I thought I’d discovered the secret of the universe when I was 18. How could anybody else have sex this good? Now those early experiences seem totally inept. What then seemed to be a ten now looks like a one.

I can’t define ten in sex and I can’t know I’ve ever reached ten but I’d say it can’t be anything like ten unless:

  • Sex goes on for a good while (say, an hour), because the human body just can’t reach its maximum response during a quickie.
  • The afterglow lasts a good while (say, four hours at least).
  • There’s a sense not only of physical satisfaction, but also of emotional, spiritual and intellectual satisfaction as well.

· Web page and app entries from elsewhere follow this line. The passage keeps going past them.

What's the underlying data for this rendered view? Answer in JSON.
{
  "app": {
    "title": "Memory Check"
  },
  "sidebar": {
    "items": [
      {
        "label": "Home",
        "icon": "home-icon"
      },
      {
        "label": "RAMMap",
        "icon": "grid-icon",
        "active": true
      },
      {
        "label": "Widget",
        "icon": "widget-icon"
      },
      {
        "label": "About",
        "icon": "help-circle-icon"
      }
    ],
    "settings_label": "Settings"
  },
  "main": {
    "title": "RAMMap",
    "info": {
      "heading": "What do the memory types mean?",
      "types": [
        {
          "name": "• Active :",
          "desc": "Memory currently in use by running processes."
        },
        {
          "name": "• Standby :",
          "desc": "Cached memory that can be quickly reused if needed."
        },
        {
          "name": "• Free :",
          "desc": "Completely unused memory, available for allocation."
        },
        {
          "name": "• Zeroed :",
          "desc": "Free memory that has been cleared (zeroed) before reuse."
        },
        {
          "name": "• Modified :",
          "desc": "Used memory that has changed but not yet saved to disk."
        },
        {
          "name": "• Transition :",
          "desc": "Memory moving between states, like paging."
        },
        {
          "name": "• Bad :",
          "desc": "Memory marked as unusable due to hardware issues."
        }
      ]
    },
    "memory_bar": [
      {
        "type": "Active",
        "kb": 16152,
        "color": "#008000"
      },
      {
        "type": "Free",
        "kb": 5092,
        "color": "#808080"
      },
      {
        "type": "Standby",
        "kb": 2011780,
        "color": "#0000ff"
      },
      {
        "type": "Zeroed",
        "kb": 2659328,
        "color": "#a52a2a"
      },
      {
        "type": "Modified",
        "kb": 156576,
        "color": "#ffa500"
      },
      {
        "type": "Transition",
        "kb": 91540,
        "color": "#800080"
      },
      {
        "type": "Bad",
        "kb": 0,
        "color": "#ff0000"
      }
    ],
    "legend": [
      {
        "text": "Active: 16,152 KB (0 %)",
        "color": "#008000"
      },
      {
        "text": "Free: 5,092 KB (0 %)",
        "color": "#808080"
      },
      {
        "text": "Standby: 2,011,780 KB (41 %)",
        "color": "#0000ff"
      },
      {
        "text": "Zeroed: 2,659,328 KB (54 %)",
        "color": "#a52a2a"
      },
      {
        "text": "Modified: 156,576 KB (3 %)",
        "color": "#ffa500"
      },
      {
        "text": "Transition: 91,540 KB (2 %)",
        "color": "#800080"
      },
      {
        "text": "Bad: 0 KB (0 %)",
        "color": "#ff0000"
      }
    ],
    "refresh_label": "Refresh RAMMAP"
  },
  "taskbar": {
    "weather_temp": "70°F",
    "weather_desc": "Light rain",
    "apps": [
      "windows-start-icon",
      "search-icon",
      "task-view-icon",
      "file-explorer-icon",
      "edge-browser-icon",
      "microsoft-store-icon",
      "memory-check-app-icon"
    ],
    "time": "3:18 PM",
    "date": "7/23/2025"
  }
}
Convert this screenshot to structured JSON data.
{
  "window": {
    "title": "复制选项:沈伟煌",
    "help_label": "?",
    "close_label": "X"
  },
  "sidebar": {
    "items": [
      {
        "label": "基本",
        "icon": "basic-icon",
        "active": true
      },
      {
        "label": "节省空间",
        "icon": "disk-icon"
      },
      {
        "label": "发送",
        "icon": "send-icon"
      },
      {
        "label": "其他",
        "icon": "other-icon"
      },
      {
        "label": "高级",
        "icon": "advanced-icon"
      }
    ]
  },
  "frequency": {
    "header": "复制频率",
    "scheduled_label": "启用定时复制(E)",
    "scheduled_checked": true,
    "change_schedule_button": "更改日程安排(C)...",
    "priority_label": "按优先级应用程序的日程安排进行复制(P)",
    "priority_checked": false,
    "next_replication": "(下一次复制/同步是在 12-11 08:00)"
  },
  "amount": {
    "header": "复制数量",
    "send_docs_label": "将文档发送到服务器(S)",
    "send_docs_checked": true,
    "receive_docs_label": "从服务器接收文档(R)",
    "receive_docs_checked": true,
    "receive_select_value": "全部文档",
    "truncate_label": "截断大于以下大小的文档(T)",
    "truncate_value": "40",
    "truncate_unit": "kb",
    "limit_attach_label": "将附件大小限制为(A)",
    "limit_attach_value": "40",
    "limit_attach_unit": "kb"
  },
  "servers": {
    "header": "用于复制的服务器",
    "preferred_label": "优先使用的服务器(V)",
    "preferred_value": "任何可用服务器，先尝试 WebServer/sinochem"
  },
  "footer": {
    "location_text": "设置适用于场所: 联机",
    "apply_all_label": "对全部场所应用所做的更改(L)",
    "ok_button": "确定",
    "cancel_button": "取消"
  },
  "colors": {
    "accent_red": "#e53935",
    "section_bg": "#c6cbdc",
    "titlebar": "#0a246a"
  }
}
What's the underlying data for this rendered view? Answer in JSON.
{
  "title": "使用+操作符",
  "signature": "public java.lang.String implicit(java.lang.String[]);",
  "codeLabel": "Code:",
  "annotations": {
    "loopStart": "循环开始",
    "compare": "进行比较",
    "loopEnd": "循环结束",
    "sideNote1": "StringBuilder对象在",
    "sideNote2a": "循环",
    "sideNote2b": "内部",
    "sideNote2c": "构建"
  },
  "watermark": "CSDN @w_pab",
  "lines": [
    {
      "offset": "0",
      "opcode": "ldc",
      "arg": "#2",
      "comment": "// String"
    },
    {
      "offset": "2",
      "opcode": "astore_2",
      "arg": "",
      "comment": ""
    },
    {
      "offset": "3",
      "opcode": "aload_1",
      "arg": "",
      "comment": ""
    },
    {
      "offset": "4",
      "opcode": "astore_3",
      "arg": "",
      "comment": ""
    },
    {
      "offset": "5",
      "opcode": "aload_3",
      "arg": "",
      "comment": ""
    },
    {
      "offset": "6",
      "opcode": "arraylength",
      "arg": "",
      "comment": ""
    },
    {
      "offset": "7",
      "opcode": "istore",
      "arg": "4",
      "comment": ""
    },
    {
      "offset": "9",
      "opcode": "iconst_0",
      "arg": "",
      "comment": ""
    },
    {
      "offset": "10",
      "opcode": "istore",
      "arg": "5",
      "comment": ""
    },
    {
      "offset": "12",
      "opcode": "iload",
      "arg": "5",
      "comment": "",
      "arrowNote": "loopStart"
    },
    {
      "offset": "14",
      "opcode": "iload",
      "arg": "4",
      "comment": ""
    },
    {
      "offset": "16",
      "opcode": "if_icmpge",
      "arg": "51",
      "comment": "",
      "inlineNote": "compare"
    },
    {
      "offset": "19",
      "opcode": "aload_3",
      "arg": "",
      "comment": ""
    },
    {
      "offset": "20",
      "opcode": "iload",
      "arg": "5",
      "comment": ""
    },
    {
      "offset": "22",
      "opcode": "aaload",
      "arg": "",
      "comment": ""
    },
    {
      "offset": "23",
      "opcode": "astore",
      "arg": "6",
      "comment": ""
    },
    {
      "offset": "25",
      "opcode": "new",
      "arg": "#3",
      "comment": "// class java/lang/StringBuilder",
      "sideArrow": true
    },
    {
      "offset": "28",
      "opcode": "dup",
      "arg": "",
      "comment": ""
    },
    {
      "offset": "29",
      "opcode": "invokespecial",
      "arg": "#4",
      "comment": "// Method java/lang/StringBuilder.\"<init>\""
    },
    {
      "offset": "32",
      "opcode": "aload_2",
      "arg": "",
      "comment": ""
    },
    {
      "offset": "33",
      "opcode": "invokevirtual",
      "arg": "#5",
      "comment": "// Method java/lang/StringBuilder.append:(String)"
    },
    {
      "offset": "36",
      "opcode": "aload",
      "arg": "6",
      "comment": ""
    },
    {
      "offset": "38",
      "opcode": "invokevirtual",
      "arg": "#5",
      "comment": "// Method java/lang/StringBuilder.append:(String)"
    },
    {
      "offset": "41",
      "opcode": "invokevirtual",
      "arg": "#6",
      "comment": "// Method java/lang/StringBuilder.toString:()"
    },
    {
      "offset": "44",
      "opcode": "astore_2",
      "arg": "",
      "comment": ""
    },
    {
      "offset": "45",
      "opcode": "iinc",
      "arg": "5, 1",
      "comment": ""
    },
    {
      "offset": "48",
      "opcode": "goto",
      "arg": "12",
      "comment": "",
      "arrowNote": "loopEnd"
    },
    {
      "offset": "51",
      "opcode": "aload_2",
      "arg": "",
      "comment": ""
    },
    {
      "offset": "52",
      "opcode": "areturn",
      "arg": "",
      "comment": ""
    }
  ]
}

I’m not saying that’s everything, but it’s a good start. The guy on the lift promised to buy either Have Great Sex or Get Intimate With Tantric Sex and let me know if it changed his perspective. If you have any thoughts on what constitutes the greatest sex, or the rights or wrongs of aiming for a great ‘performance’, share them with us by clicking on the word ‘comment’ at the top of this blog. And, Ian, I’ll be expecting to hear from you.


A Merry XXXmas!

If you had to choose between food and sex, which would you go for? I pose the question because, as regular readers of my blog will know, there does seem to be a trade-off. Revel in food and the resulting spare tyre means you can’t revel in sex as much as you would have done.

Probably the worst time of the year for sex, then, is the Christmas/New Year holiday. Which means that all the sexy underwear from Father Christmas is going to waste. Christmas just isn’t a very good time for the art of love. There’s all that shopping, wrapping, cooking and cleaning, not to mention the guests in the spare bedroom. And, of course, the overeating.

Research by Carnegie Weight Management suggests the typical Christmas lunch with all the trimmings would have amounted to about two thousand calories. Add in breakfast, supper, drinks and snacks during the day and plenty of revellers would have downed as much as four thousand or even six thousand calories.

Just to remind you, there’s a theory that if the ratio of your waist to your hips exceeds 0.9 for a man or 0.85 for a woman then your sex drive and performance will be compromised. Well, I’ve been testing this out. And after a bit of a struggle I finally got down to the magic ratio on Christmas Day. That’s to say my waist measures 84.5 cm and my hips measure 94 cm, and dividing the former by the latter produces 0.899.

It was actually harder than I thought it would be, because as you lose weight around your middle you also tend to lose it around your hips, so the ratio doesn’t change that much. You have to do something to build up your thigh and buttock muscles and in my case it was cycling. And on Christmas Day itself a touch of snowboarding.

So has it worked? Well – and I’m trying to be scientific here – I think it has. Not that I exactly had love handles the size of elephants’ ears anyway. And, of course, the effects of these kinds of things are fairly subtle. Sex drive and performance are not constants and it’s not always easy to work out what was the cause of any change.

All I can say is, give it a go. Put that Christmas lunch firmly behind you and resolve that in the New Year those love handles will be no more.

Meanwhile, if any of you have stories or data on the relationship between your sexual prowess and your waist:hip ratio please share them with us by clicking on ‘comments’. Or, indeed, if your sex drive suffered (or increased) when you put on weight that would also be interesting.

So which will it be for you? Food or sex? Which makes you happiest? I’ve made my own decision. I’d rather have more sex and less food, rather than the other way around. So my own Christmas lunch was muesli eaten out of a plastic pot in the car park of my nearest ski station. I was about to write that sometimes you have to forego a pleasure in the search for a greater happiness. But, actually, it’s not true. The muesli was great!

I hope you had a wonderful Christmas and I wish you a 0.9 (or 0.85) New Year.